  • Write something each day on the Portuguese Writestreak subreddit.
  • Follow the Bertrand Portuguese History Course once a fortnight and try to participate as much as possible. It’s starting soon and it’s really good value (only a hundred and forty quid for 20 lessons with current exchange rates and bulk discount) but pretty challenging (see this review of a previous course I did for an idea of how challenging!)

The aim will be to go for C1 or even C2 by about May next year.

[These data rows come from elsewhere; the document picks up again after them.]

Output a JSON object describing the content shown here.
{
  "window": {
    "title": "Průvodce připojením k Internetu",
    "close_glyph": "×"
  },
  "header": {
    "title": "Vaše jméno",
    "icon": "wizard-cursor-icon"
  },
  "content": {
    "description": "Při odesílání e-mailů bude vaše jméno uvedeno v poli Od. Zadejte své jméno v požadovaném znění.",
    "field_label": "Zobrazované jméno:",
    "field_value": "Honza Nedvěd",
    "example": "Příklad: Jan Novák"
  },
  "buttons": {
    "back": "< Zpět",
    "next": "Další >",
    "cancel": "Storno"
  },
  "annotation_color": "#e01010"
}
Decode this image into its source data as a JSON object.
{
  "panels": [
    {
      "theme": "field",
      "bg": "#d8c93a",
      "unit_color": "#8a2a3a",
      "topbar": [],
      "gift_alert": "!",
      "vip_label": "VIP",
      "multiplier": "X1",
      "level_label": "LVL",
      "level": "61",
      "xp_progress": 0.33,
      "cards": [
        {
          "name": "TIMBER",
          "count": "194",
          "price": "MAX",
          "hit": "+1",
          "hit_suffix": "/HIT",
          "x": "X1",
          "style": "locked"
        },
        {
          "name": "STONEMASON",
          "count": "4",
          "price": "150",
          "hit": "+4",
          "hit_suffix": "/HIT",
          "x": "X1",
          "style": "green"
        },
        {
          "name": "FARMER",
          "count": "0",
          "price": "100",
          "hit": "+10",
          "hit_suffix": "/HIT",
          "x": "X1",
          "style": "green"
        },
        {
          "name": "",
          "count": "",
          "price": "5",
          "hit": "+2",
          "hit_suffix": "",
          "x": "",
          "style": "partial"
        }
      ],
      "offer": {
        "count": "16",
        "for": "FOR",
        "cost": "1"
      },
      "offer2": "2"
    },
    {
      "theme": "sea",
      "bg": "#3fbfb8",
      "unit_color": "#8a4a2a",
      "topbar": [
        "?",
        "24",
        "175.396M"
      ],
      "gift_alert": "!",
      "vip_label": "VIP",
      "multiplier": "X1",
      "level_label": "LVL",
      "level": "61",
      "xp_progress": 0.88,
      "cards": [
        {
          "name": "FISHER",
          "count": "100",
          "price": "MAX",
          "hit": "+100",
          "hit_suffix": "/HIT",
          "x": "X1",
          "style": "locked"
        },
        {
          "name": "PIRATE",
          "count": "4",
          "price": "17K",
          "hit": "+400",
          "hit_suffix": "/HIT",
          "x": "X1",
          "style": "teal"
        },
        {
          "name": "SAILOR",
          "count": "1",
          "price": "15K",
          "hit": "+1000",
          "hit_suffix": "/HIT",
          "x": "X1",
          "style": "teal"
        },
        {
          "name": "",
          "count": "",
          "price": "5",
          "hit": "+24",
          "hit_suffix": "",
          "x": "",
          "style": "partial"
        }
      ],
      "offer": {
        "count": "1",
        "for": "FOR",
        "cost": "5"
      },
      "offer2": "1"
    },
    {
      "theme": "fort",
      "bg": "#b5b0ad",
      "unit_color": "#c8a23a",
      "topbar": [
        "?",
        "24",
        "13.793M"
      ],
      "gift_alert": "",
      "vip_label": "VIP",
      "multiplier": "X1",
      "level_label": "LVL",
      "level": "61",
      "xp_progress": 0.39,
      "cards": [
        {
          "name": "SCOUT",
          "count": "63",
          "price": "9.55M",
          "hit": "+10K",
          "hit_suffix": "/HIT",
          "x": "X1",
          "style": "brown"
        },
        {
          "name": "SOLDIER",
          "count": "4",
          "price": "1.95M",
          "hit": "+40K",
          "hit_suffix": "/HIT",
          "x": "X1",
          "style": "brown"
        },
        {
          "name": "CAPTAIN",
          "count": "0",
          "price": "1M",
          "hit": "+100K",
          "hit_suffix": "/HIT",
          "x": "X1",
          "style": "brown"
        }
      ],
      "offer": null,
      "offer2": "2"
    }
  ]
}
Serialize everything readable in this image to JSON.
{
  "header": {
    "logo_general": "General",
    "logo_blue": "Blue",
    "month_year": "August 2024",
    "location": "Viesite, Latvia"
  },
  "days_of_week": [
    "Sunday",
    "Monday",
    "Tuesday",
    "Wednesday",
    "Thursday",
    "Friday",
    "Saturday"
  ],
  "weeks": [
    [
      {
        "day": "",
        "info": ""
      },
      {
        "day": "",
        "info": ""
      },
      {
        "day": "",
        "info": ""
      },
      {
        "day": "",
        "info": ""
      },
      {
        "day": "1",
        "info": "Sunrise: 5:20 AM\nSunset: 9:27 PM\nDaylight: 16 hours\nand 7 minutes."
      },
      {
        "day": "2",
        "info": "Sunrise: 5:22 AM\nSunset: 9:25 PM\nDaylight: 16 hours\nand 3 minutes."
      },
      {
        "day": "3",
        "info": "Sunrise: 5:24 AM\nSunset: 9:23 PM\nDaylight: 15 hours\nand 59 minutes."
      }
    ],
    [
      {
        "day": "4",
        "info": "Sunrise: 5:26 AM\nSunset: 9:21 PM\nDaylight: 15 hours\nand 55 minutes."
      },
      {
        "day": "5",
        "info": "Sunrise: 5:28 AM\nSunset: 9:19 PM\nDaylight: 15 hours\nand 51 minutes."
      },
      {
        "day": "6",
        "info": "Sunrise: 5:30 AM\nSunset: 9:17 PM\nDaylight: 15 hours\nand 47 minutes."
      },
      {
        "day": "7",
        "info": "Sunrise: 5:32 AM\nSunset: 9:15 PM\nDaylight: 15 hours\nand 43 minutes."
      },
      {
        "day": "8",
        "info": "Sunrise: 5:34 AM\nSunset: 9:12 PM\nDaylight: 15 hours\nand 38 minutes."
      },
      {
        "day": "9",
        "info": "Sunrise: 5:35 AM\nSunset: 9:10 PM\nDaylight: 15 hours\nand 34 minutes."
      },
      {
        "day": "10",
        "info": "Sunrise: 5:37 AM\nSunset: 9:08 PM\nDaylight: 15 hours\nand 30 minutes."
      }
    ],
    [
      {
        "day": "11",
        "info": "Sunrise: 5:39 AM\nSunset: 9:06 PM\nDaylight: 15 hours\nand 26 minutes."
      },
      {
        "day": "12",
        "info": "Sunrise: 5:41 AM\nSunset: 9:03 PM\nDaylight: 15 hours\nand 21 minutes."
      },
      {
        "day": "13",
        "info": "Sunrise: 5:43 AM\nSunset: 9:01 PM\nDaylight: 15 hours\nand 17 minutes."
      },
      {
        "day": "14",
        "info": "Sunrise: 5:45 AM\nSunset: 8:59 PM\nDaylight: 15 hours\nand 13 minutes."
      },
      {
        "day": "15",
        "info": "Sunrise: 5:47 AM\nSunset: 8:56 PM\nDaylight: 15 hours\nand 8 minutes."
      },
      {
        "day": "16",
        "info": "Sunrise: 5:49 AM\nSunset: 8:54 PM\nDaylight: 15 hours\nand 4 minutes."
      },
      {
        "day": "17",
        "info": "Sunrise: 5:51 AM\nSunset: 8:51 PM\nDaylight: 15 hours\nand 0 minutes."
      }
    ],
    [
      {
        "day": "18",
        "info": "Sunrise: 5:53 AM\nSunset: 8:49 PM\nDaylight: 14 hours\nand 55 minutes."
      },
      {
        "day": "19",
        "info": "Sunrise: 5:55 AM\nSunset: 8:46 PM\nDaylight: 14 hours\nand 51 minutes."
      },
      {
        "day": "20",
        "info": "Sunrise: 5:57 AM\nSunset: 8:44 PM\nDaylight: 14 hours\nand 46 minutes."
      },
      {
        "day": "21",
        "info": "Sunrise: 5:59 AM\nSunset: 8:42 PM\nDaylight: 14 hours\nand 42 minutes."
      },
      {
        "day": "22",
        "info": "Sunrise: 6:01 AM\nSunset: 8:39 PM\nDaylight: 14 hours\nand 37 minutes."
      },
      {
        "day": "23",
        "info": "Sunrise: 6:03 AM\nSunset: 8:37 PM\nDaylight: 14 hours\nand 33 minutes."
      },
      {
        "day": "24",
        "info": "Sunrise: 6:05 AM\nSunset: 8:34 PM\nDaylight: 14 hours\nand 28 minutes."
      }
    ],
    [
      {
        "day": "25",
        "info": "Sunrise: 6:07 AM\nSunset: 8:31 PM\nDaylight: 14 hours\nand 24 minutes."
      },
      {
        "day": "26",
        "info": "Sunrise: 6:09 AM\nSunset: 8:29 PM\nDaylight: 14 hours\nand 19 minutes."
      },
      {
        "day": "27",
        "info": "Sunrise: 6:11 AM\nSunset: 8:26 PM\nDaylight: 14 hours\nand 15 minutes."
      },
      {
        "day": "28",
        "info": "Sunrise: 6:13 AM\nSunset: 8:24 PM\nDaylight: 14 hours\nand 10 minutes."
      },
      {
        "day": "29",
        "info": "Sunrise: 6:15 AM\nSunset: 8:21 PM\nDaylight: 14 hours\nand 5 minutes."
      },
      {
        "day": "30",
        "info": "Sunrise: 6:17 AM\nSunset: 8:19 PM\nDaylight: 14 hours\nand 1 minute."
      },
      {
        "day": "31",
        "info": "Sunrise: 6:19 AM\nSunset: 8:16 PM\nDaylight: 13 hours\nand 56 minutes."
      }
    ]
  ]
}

Now I know what you’re thinking: “are you crazy?” and you’re right, it does seem pretty ambitious, but I’ve been thinking it through and I reckon I can do it. The key piece is what I wrote at the top there about clearing my daily to do list. Early in the pandemic I started getting up at 5.30 and going through a list of daily chores, including meditation, a big chunk of Duolingo, watering the plants and a load of other bits and pieces. It’s nice because it gives me some free time before my family wake up to do things on my own before work starts and feel productive. If I purge a few things from that and replace with daily items from the list and do some of the larger things like movies in the evening and weekends it should be manageable, time-wise. I just need to keep it interesting: short texts in the writestreak, be ruthless about abandoning boring books so reading doesn’t become a chore, try to be funny on twitter, make sure the films I choose are good… Yeah, I can do this.

Sou capaz!

I have some other things I’d like to fit in, like cooking from Portuguese recipes, following Portuguese exercise videos, finally getting around to reading the bloody Lusíadas, going to a fado concert or two, actually visiting the country itself, and (this is the most ambitious of all) having a conversation with my wife in Portuguese without her running away with her fingers in her ears to escape my horrible accent. But those are probably a bit hard to plan since they either don’t fit easily into my routine or in some cases they’re contingent on the pandemic simmering down. Basically, I don’t want to have something on the plan that I won’t end up doing because then I’ll start to lose motivation. I think the list on its own will do for now. If I manage the others, I’ll consider that icing on the cake.

*=if you’re interested in finding out about textbooks for Portuguese study, I did a page about them recently.